Since the infamous sinking of the world’s first “unsinkable” ship, the wreck of the RMS Titanic has been slowly decaying. For Titanic fans and researchers looking to make the pilgrimage to the wreck at the bottom of the Atlantic, time is running out.
A Titanic pilgrimage – 12,000 feet below the sea
Deep Ocean Expeditions accomplished their first deep-sea dive to visit the Titanic in 1998, and continued the expeditions until 2005. To mark the 100th anniversary of the disaster, Deep Ocean announced one final trip in 2012. For just $59,000 dollars, anyone could travel the 12,600 feet to the historic wreck and become one of 250 people to ever see the wreck with their own eyes.
“I think one thing that captures people is a direct link to this almost mythological maritime character, the Titanic,” Rob McCallum of Deep Ocean Expeditions told National Geographic, “Being able to go and actually see it and pay homage to it, if you like, is an incredible aspect of this expedition.”
The conditions of the ocean water combined with bacteria are slowly eating away at the Titanic wreck, which continues to decay further each year. The ship’s iconic crow’s nest has fallen, and the railing along the bow of the ship could break apart any day.
The company OceanGate is planning a new expedition to the Titanic ruins that will take place in the summer of 2022. The expedition provides researchers and curious citizens with the chance to aid in assessing damage, 3D imaging, photography, communication, navigation, and dive planning. Each ticket costs a whopping $125,000, a small price to pay for the trip of a lifetime.
A dangerous underwater voyage
The two-and-a-half-hour trip down to the Titanic wreckage isn’t your standard vacation boat trip. The underwater pressure on the ocean floor is roughly 5,541.9 pounds per square inch, enough to explode the submersible vessels used in the expeditions if even a small hole or scratch occurs.
The submersible vessels can only fit three people. Each expedition takes roughly eight to ten hours round trip, and with limited space, basic amenities like a private bathroom are out of the question.
While the research expedition promises to help document and preserve the disappearing wreckage, it also poses a serious threat to the already fragile historic artifact. Many historians and advocates disagree with frequent expeditions to the ruins – not only to protect what remains of the Titanic but also to respect it as a graveyard for the 1,160 people who were never recovered after the disaster.
Are these trips doing more harm than good?
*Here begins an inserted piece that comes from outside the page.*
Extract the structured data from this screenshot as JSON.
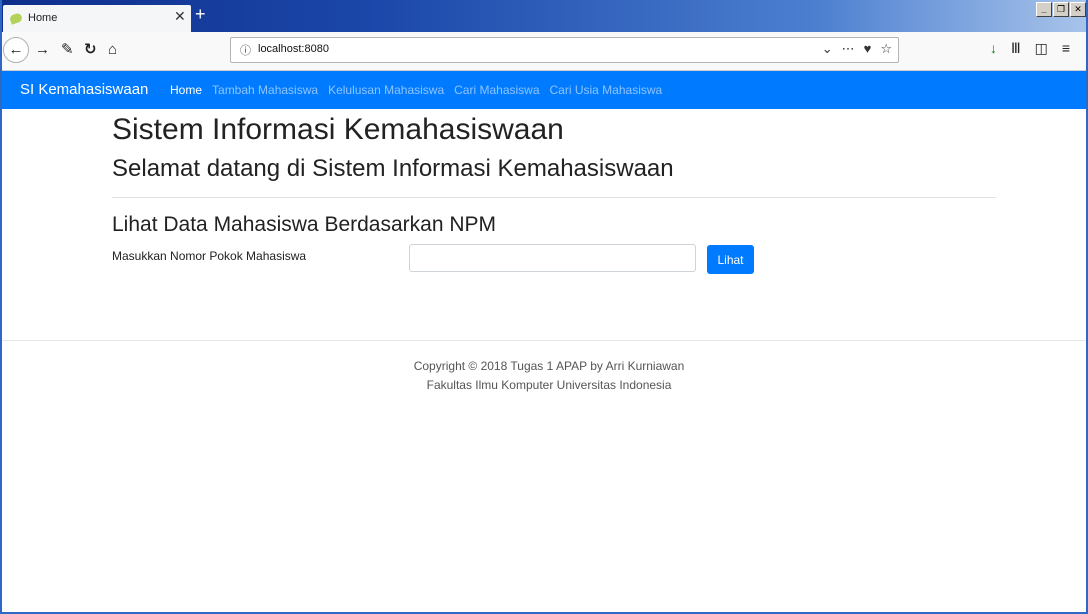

The lack of controlled access to the wreckage also leaves the Titanic vulnerable to looting, littering, and damage. To date, thousands of artifacts have been taken from the ship by treasure hunters. Even though it is now a UNESCO heritage site, the Titanic is located in international waters, making it impossible to protect the site from greedy aquatic graverobbers.
The president of the Titanic Historical Society, Edward Kamuda, explained why treating the wreckage as a tourist destination is harmful:
“To us it’s a grave site—why disturb it any further?” he said. “One couple went down and got married at the site. There will be cruise ships going out there for the anniversary and drinking champagne and that sort of thing… Is that an appropriate way to commemorate the sinking of this ship and the loss of all those lives?”
Titanic was discovered 73 years later
After 73 years, the wreck of the Titanic was finally discovered by oceanographer Robert Ballard in 1985 thanks to revolutionary robotic technology that allowed him to scan the sea floor. The discovery allowed historians to confirm that the ship broke into two pieces during the sinking.
Initially, researchers hoped to raise the entire wreckage out of the water to conserve and display but they soon realized the rusted and broken hull was fragile to be moved. Instead, several parts of the Titanic would be removed from her resting place over the years. In 1996, Titanic Inc. attempted to remove a piece of the ship’s hull weighing over 11 tons from the ocean floor using rubber bags filled with diesel fuel that would float the piece to the surface.
Bad weather forced them to ditch the rescue effort, but two years later the artifact – referred to as “the big piece” – was successfully pulled from the ocean and put on display in a traveling Titanic exhibit (it is now on display at the Titanic exhibit in Las Vegas’ Luxor Hotel).
Replicas set to open soon
For those who can’t afford the $125,000 ticket to see the Titanic, several replicas are in the works! Two are currently being built. The Titanic II in Australia has been delayed for six years but is expected to launch from Southhampton, England in 2022. The replica ship cost a whopping $500 million dollars to build – that’s $300 million more than the original Titanic in comparison.
The second Titanic replica is being built 1,000 miles inland in China using the original blueprints to ensure the ship is as close to the original as possible. Unlike Australia’s Titanic II, this one will remain inland at a resort. The proposed replicas could help to preserve the original Titanic by providing fans with the chance to see the famed ship without disturbing the fragile wreckage.
OceanGate Expeditions is currently planning a 2023 dive to the Titanic wreckage and recruiting the public to become “mission specialists.” It looks like there is at least one more chance to see the Titanic before she disappears for good!